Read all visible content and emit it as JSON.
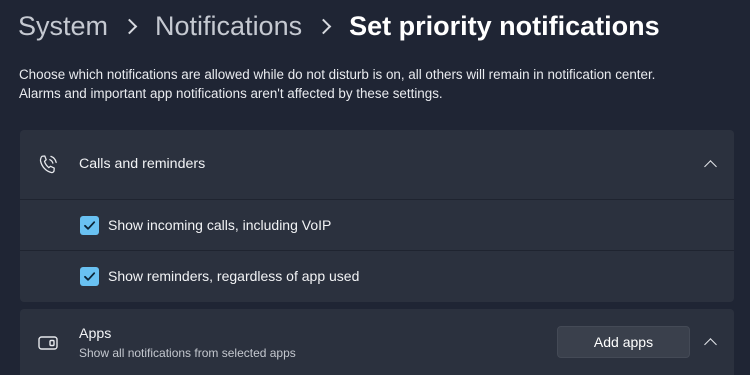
{
  "breadcrumb": {
    "items": [
      {
        "label": "System"
      },
      {
        "label": "Notifications"
      },
      {
        "label": "Set priority notifications"
      }
    ]
  },
  "description": {
    "line1": "Choose which notifications are allowed while do not disturb is on, all others will remain in notification center.",
    "line2": "Alarms and important app notifications aren't affected by these settings."
  },
  "calls_section": {
    "title": "Calls and reminders",
    "icon": "phone-ringing-icon",
    "expanded": true,
    "options": [
      {
        "label": "Show incoming calls, including VoIP",
        "checked": true
      },
      {
        "label": "Show reminders, regardless of app used",
        "checked": true
      }
    ]
  },
  "apps_section": {
    "title": "Apps",
    "subtitle": "Show all notifications from selected apps",
    "icon": "apps-window-icon",
    "button_label": "Add apps",
    "expanded": true
  },
  "colors": {
    "background": "#1f2534",
    "card": "#2b313e",
    "accent": "#69c1f2",
    "button": "#3a404c"
  }
}
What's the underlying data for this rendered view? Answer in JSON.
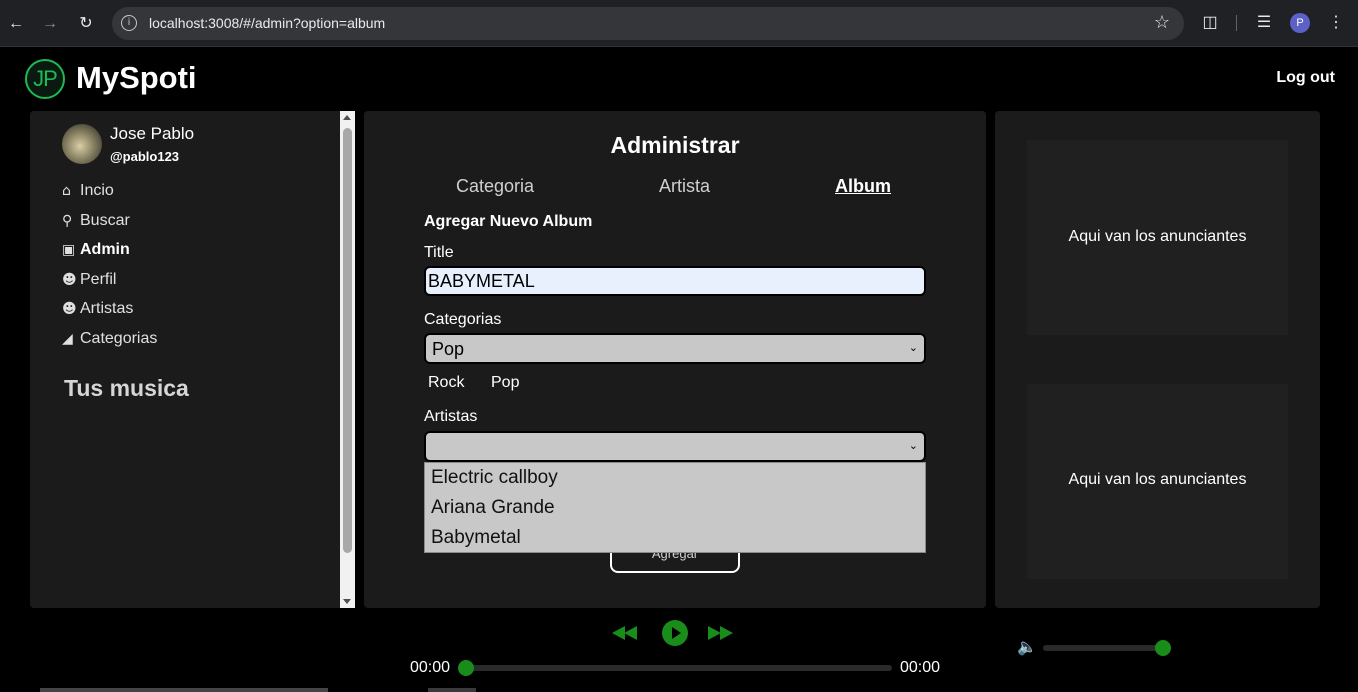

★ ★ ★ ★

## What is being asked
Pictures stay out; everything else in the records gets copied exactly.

## Expected output
Read all visible content and emit it as JSON.
{
  "breadcrumb": {
    "items": [
      {
        "label": "System"
      },
      {
        "label": "Notifications"
      },
      {
        "label": "Set priority notifications"
      }
    ]
  },
  "description": {
    "line1": "Choose which notifications are allowed while do not disturb is on, all others will remain in notification center.",
    "line2": "Alarms and important app notifications aren't affected by these settings."
  },
  "calls_section": {
    "title": "Calls and reminders",
    "icon": "phone-ringing-icon",
    "expanded": true,
    "options": [
      {
        "label": "Show incoming calls, including VoIP",
        "checked": true
      },
      {
        "label": "Show reminders, regardless of app used",
        "checked": true
      }
    ]
  },
  "apps_section": {
    "title": "Apps",
    "subtitle": "Show all notifications from selected apps",
    "icon": "apps-window-icon",
    "button_label": "Add apps",
    "expanded": true
  },
  "colors": {
    "background": "#1f2534",
    "card": "#2b313e",
    "accent": "#69c1f2",
    "button": "#3a404c"
  }
}
What's the underlying data for this rendered view? Answer in JSON.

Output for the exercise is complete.